* _Your task_
Every record shown below is to be output exactly.

* _Excerpted data_
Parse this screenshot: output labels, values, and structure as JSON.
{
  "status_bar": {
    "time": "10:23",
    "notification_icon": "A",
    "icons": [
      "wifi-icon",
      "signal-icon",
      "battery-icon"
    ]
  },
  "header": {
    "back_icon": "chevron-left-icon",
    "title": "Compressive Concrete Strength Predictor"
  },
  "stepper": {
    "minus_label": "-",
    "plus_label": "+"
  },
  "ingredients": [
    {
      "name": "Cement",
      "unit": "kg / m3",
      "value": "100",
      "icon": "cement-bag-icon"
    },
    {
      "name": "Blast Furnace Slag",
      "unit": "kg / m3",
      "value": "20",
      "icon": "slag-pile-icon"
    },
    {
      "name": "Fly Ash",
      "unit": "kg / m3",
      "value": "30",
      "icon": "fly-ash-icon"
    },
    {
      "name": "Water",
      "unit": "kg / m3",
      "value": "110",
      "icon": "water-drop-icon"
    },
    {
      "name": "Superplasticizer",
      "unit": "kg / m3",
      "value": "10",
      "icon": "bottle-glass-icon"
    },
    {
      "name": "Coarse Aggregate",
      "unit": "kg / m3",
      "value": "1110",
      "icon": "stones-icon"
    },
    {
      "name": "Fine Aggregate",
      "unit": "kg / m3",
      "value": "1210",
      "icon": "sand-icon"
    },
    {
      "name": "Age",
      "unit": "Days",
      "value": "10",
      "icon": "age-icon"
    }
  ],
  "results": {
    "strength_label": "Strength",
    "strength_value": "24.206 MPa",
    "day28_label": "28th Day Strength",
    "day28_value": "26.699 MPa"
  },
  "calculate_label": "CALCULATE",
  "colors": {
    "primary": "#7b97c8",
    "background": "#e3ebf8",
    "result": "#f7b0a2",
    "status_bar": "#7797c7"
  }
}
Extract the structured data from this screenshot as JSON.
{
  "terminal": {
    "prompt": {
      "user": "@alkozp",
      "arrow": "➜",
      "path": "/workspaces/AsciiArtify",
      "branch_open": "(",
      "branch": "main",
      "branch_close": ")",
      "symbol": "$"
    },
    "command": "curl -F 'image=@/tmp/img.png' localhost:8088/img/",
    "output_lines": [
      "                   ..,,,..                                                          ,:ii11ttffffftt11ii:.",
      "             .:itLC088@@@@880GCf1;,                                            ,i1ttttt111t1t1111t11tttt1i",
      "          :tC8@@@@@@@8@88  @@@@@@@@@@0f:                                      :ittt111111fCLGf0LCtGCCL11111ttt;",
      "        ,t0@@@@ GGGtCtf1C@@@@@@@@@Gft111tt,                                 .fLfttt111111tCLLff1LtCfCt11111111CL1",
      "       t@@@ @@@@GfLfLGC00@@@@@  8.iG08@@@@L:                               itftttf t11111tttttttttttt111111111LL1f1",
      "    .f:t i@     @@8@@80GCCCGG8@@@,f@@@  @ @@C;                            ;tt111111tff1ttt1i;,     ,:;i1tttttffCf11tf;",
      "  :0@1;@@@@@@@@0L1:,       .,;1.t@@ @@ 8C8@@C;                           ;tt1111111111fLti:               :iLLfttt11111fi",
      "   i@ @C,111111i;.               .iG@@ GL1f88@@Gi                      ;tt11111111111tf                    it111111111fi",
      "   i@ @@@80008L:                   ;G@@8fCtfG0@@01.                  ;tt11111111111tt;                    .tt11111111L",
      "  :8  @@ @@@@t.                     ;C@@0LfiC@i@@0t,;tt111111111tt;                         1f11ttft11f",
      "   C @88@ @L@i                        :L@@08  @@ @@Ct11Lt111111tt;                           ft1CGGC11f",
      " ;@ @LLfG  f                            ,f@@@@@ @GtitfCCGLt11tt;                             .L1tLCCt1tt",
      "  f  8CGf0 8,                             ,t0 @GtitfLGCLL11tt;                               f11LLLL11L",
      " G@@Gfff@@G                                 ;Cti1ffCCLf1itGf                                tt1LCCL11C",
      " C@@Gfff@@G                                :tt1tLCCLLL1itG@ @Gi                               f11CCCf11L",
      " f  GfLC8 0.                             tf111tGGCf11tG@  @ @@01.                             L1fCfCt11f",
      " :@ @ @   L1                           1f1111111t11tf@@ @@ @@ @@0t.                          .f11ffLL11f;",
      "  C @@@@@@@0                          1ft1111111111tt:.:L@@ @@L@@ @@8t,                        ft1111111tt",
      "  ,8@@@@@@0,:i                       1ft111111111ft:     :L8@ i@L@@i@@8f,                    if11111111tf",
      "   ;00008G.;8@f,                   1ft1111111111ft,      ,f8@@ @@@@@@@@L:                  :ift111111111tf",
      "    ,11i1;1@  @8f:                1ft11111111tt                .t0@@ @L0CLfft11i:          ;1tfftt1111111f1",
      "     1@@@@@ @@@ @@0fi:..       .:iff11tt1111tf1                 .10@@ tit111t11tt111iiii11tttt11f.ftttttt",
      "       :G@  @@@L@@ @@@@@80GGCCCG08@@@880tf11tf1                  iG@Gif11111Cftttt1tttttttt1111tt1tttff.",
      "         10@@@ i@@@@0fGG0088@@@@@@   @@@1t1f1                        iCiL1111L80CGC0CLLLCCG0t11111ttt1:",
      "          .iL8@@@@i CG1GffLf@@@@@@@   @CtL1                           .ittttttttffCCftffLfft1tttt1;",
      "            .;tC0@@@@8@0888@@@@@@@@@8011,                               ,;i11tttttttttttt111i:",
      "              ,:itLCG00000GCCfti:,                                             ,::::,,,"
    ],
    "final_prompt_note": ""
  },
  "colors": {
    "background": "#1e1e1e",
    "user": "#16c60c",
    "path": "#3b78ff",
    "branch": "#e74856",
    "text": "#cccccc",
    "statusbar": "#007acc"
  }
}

* _Answer for the task_
Parse this screenshot: output labels, values, and structure as JSON.
{
  "status_bar": {
    "time": "10:23",
    "notification_icon": "A",
    "icons": [
      "wifi-icon",
      "signal-icon",
      "battery-icon"
    ]
  },
  "header": {
    "back_icon": "chevron-left-icon",
    "title": "Compressive Concrete Strength Predictor"
  },
  "stepper": {
    "minus_label": "-",
    "plus_label": "+"
  },
  "ingredients": [
    {
      "name": "Cement",
      "unit": "kg / m3",
      "value": "100",
      "icon": "cement-bag-icon"
    },
    {
      "name": "Blast Furnace Slag",
      "unit": "kg / m3",
      "value": "20",
      "icon": "slag-pile-icon"
    },
    {
      "name": "Fly Ash",
      "unit": "kg / m3",
      "value": "30",
      "icon": "fly-ash-icon"
    },
    {
      "name": "Water",
      "unit": "kg / m3",
      "value": "110",
      "icon": "water-drop-icon"
    },
    {
      "name": "Superplasticizer",
      "unit": "kg / m3",
      "value": "10",
      "icon": "bottle-glass-icon"
    },
    {
      "name": "Coarse Aggregate",
      "unit": "kg / m3",
      "value": "1110",
      "icon": "stones-icon"
    },
    {
      "name": "Fine Aggregate",
      "unit": "kg / m3",
      "value": "1210",
      "icon": "sand-icon"
    },
    {
      "name": "Age",
      "unit": "Days",
      "value": "10",
      "icon": "age-icon"
    }
  ],
  "results": {
    "strength_label": "Strength",
    "strength_value": "24.206 MPa",
    "day28_label": "28th Day Strength",
    "day28_value": "26.699 MPa"
  },
  "calculate_label": "CALCULATE",
  "colors": {
    "primary": "#7b97c8",
    "background": "#e3ebf8",
    "result": "#f7b0a2",
    "status_bar": "#7797c7"
  }
}
Extract the structured data from this screenshot as JSON.
{
  "terminal": {
    "prompt": {
      "user": "@alkozp",
      "arrow": "➜",
      "path": "/workspaces/AsciiArtify",
      "branch_open": "(",
      "branch": "main",
      "branch_close": ")",
      "symbol": "$"
    },
    "command": "curl -F 'image=@/tmp/img.png' localhost:8088/img/",
    "output_lines": [
      "                   ..,,,..                                                          ,:ii11ttffffftt11ii:.",
      "             .:itLC088@@@@880GCf1;,                                            ,i1ttttt111t1t1111t11tttt1i",
      "          :tC8@@@@@@@8@88  @@@@@@@@@@0f:                                      :ittt111111fCLGf0LCtGCCL11111ttt;",
      "        ,t0@@@@ GGGtCtf1C@@@@@@@@@Gft111tt,                                 .fLfttt111111tCLLff1LtCfCt11111111CL1",
      "       t@@@ @@@@GfLfLGC00@@@@@  8.iG08@@@@L:                               itftttf t11111tttttttttttt111111111LL1f1",
      "    .f:t i@     @@8@@80GCCCGG8@@@,f@@@  @ @@C;                            ;tt111111tff1ttt1i;,     ,:;i1tttttffCf11tf;",
      "  :0@1;@@@@@@@@0L1:,       .,;1.t@@ @@ 8C8@@C;                           ;tt1111111111fLti:               :iLLfttt11111fi",
      "   i@ @C,111111i;.               .iG@@ GL1f88@@Gi                      ;tt11111111111tf                    it111111111fi",
      "   i@ @@@80008L:                   ;G@@8fCtfG0@@01.                  ;tt11111111111tt;                    .tt11111111L",
      "  :8  @@ @@@@t.                     ;C@@0LfiC@i@@0t,;tt111111111tt;                         1f11ttft11f",
      "   C @88@ @L@i                        :L@@08  @@ @@Ct11Lt111111tt;                           ft1CGGC11f",
      " ;@ @LLfG  f                            ,f@@@@@ @GtitfCCGLt11tt;                             .L1tLCCt1tt",
      "  f  8CGf0 8,                             ,t0 @GtitfLGCLL11tt;                               f11LLLL11L",
      " G@@Gfff@@G                                 ;Cti1ffCCLf1itGf                                tt1LCCL11C",
      " C@@Gfff@@G                                :tt1tLCCLLL1itG@ @Gi                               f11CCCf11L",
      " f  GfLC8 0.                             tf111tGGCf11tG@  @ @@01.                             L1fCfCt11f",
      " :@ @ @   L1                           1f1111111t11tf@@ @@ @@ @@0t.                          .f11ffLL11f;",
      "  C @@@@@@@0                          1ft1111111111tt:.:L@@ @@L@@ @@8t,                        ft1111111tt",
      "  ,8@@@@@@0,:i                       1ft111111111ft:     :L8@ i@L@@i@@8f,                    if11111111tf",
      "   ;00008G.;8@f,                   1ft1111111111ft,      ,f8@@ @@@@@@@@L:                  :ift111111111tf",
      "    ,11i1;1@  @8f:                1ft11111111tt                .t0@@ @L0CLfft11i:          ;1tfftt1111111f1",
      "     1@@@@@ @@@ @@0fi:..       .:iff11tt1111tf1                 .10@@ tit111t11tt111iiii11tttt11f.ftttttt",
      "       :G@  @@@L@@ @@@@@80GGCCCG08@@@880tf11tf1                  iG@Gif11111Cftttt1tttttttt1111tt1tttff.",
      "         10@@@ i@@@@0fGG0088@@@@@@   @@@1t1f1                        iCiL1111L80CGC0CLLLCCG0t11111ttt1:",
      "          .iL8@@@@i CG1GffLf@@@@@@@   @CtL1                           .ittttttttffCCftffLfft1tttt1;",
      "            .;tC0@@@@8@0888@@@@@@@@@8011,                               ,;i11tttttttttttt111i:",
      "              ,:itLCG00000GCCfti:,                                             ,::::,,,"
    ],
    "final_prompt_note": ""
  },
  "colors": {
    "background": "#1e1e1e",
    "user": "#16c60c",
    "path": "#3b78ff",
    "branch": "#e74856",
    "text": "#cccccc",
    "statusbar": "#007acc"
  }
}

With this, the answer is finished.